Additional Considerations for Your Interview Questions
Having explored the questions to focus on and the need for a plan, we also suggest you think about the following:
- If you are not conducting the phone interviews yourself, make sure the interviewers you use have been trained and that you are using use a small pool of people to conduct the interviews. Consistency in the interview panel will ensure that all candidates are measured in the same fashion.
- Similarly, whether you are conducting the interviews, or assigning others to do so, seek consistency in the questions being asked as well. Again, the focus here is on being able to measure the candidates in a way that allows for an equal comparison. It starts with a consistent pool of interviewers, it continues with a consistent group of questions.
- Ideally, the interview is a dialogue between the interviewer and candidate, and while you want to ask the questions you need to ask, you want to be sure you ask the candidates if they have questions for you. You’re responsible for selling them on the position as well and answering their questions will help you do so. It will also give you a chance to learn more about them, for example, whether they are curious, passionate about their work or the work of your organization and whether they’ve done their homework.
- Not all information needs to be covered in the first conversation. That's not to say you are not hammering at the essentials, but leaving a more sensitive or direct question to a follow-up interview shortly after you schedule them for the next round, or see their resume, puts you in a position to open the candidate up.
- In a similar vein, engage the candidates enough to drive the additional interviews/conversations with the executive team. Leave some room for ambiguity, it's exciting for the candidate to not perceive that they think they know everything about the environment/opportunity. Give them just enough to keep the conversations open.
- But ultimately recognize, that not every phone interview leads to interest in the first job you discuss with a candidate. Trying to sell too hard is a red flag. Play it cool and provide a consultative approach.
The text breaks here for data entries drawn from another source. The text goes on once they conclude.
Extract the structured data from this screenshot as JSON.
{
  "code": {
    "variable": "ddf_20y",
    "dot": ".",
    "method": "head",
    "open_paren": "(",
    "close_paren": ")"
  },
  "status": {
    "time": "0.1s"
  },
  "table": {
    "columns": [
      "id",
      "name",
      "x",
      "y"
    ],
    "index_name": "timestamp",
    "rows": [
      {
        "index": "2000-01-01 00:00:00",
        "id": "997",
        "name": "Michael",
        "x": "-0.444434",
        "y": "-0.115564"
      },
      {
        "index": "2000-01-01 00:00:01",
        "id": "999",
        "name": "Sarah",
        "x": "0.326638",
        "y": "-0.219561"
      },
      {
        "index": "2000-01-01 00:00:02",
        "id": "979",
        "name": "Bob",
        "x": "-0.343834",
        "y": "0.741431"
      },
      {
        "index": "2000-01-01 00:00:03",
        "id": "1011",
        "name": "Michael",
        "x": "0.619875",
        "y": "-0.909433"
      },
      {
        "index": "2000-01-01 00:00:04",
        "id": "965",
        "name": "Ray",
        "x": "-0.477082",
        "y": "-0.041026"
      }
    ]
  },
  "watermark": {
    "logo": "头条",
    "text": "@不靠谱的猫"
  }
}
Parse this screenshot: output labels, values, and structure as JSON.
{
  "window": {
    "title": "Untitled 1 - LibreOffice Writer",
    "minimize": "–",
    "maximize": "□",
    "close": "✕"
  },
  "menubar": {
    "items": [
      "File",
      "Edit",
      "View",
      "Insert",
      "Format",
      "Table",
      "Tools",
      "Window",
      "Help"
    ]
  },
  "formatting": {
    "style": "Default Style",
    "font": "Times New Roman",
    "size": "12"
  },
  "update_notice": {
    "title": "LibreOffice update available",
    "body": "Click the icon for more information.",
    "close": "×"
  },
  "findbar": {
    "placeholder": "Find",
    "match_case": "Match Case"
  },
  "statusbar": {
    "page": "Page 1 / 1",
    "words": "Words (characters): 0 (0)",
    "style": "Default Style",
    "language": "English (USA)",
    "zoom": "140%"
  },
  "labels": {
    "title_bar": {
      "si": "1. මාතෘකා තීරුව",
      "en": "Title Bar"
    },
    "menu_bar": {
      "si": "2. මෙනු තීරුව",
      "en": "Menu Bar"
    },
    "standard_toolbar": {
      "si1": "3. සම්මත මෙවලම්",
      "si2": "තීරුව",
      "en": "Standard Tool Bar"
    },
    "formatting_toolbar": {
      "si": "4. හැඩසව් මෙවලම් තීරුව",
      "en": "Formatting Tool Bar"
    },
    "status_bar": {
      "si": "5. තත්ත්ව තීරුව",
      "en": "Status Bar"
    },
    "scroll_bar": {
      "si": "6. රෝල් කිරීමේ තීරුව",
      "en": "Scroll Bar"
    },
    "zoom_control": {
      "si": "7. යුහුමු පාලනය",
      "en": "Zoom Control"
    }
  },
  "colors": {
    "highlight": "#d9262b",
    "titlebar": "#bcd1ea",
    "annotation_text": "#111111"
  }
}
The perception on talent acquisition/recruiters is not always the best. Being a good person doesn’t cost you anything and you will be noticed for your actions.